       My brother sent me your book and I was reading it avidly when I came across one of your characters. You were describing her circumstances and I said "My God, that's my mother!" I don't mean that figuratively either!
        I flipped to the acknowledgements at the start of the book (who reads them first, really?) and there was her name, my mum!
        Thank you for immortalizing my mum in such a lovely way. She was indeed a model of how to grow old gracefully.
        As I am now the coordinator of a senior's support pilot project in BC, I have an even more compelling reason to enjoy your book. I am going to suggest the Seniors Access Society here purchase at least one copy to show our visiting seniors (we get 'young' seniors here too, but my project serves seniors 65 and over).
        I am currently trying to recruit volunteers to be 'friendly visitors' for my seniors and I'd like to promote/quote your book, particularly in that volunteering is a good way to develop some of those networks that support us after we 'retire' (at least from paid work). If you'd like to visit our website to see more on the pilot project it's at (CASI stands for Community Action for Seniors' Independence, the dc is for Dawson Creek, our location)
        Again, thank you for a wonderful book. It has changed how I see seniors and it has changed how I see myself becoming a senior. And it honours my Mum's grace and independence.


The Warmth of Spain Melts Ottawa

Earlier this week 150 people came to Lindenelm, the residence of the Spanish Ambassador, to talk about the book and support HIPPY. The Ottawa branch of this international organization supports 50 families and their preschoolers through home visitors who speak French, English, Spanish, Arabic and Creole.

After my talk, people had lots of questions:

How has my research affected my own life? What am I doing differently?
Did the elders’ finances affect the quality of their aging?
What about spirituality and its impact on aging well?
What did the elders say about the loss of a spouse?

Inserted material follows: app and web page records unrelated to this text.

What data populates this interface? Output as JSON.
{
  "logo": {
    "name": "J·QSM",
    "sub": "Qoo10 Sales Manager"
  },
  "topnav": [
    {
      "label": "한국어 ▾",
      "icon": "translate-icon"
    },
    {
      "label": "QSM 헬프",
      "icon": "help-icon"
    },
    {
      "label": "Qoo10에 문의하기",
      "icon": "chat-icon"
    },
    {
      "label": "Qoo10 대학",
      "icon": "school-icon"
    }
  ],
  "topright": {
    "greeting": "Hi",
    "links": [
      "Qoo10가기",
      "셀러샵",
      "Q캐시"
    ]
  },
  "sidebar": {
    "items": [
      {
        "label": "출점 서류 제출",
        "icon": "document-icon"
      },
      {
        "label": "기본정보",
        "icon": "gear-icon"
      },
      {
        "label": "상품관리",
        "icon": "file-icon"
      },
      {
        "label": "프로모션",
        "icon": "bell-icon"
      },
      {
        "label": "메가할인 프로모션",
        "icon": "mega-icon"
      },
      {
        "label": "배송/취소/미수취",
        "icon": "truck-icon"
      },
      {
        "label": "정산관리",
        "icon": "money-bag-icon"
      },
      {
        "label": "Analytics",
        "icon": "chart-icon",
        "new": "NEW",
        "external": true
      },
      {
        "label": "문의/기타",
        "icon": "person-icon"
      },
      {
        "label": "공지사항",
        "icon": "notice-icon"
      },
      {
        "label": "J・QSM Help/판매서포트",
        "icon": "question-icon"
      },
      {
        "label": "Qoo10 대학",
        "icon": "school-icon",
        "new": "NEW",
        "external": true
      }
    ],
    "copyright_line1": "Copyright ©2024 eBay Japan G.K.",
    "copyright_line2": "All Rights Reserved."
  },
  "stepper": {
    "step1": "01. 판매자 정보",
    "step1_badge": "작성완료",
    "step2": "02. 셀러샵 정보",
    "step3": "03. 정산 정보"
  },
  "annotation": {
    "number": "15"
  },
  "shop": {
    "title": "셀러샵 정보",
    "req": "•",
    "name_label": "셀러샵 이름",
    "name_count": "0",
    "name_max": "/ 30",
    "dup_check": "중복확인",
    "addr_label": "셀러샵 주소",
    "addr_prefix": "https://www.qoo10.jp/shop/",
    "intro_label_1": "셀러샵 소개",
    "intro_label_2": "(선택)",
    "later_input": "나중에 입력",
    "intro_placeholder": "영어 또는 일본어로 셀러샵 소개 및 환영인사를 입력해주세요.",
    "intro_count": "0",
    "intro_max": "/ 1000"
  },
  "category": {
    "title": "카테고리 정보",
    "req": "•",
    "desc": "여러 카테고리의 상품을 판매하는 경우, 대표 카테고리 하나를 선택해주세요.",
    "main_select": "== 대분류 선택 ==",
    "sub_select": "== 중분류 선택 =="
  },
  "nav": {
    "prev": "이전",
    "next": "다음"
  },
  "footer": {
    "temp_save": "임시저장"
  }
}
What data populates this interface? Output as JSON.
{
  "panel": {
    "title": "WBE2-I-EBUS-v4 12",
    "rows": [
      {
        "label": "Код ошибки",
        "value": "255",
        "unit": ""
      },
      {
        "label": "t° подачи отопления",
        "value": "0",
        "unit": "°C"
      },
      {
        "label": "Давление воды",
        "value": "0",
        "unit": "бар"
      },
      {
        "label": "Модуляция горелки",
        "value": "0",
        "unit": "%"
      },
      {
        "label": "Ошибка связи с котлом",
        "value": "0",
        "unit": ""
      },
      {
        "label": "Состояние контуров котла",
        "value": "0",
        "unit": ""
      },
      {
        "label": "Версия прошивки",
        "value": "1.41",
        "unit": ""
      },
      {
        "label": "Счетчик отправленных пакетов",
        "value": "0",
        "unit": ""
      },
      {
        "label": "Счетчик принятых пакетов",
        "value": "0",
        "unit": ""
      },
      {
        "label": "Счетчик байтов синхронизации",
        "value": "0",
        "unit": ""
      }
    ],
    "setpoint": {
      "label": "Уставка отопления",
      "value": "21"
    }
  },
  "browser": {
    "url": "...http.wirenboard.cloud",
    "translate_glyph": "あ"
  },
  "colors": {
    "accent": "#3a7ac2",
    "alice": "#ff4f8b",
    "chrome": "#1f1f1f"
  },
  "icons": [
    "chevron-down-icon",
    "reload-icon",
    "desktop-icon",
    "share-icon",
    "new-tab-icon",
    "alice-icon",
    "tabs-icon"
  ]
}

We pulled ourselves away from the group discussion to enjoy the “vino y tapas” and to bask in the gracious hospitality of the Ambassador and his wife. They brought the warmth of Spain to a cold, snowy January night.


New Year's Resolutions

Readers are using the advice from the elders to “think different.”

  • You’re deepening and widening your emotional circle. You’re making new friends and adding some younger friends. And you’re not taking your family and friends as much for granted.
  • You’re taking up new activities – sculling, rowing, dancing, music lessons.
  • You’re mixing up your traditions and breaking down old patterns in order to make memories. e.g.  Doing something completely different for your holiday.
  • You’re taking risks – buying that boat and heading off for an extended cruise, quitting work, relocating, finding a new partner.
  • You’re re-organizing your library while you still have the wherewithal.
  • You’re rethinking retirement and planning to mix in some part-time consulting or deciding to re-train in a different field.
  • You’re downsizing or you’re re-considering the suitability of your cottage as a retirement home.
  • You’re getting rid of your stuff, and trying to convince your partner to do the same.
  • You’re getting together with relatives to research your family tree while there’s still time.
  • You’ve given the book to your partner and said, “After you’ve read it, let’s talk.”
  • You’re reminding yourself about the importance of passion and the need for a challenging, creative interest.  And you’re figuring out how to find it.

What’s your new year’s resolution? Share it by commenting below!


We CAN Learn New Tricks 

One of my great sources of inspiration is the way seniors are embracing new technologies. I met 90-year-old Simon Goldenthal when we were on CBC’s The Current. Every day, Simon goes on Facebook to connect with relatives spread all over the world, from B.C. to New Zealand.

In October The Current interviewed Ted Broostad who’s 100 years old and lives on his own in Calgary. About six years ago, his granddaughter talked him into getting a computer. He loves taking digital photos, and every morning he’s on Skype talking to his daughter in Kaslo, B.C.

Then there’s my friend who told me this story about her aunt. “At age 80 she’s taken up keyboard. Her son's girlfriend needed to store her keyboard at her house - so she thought it would be a shame to let it go to waste. She's really good at FreeCell, (the computer solitaire card game), so figured she'd be good at keyboard, too. I love her spirit."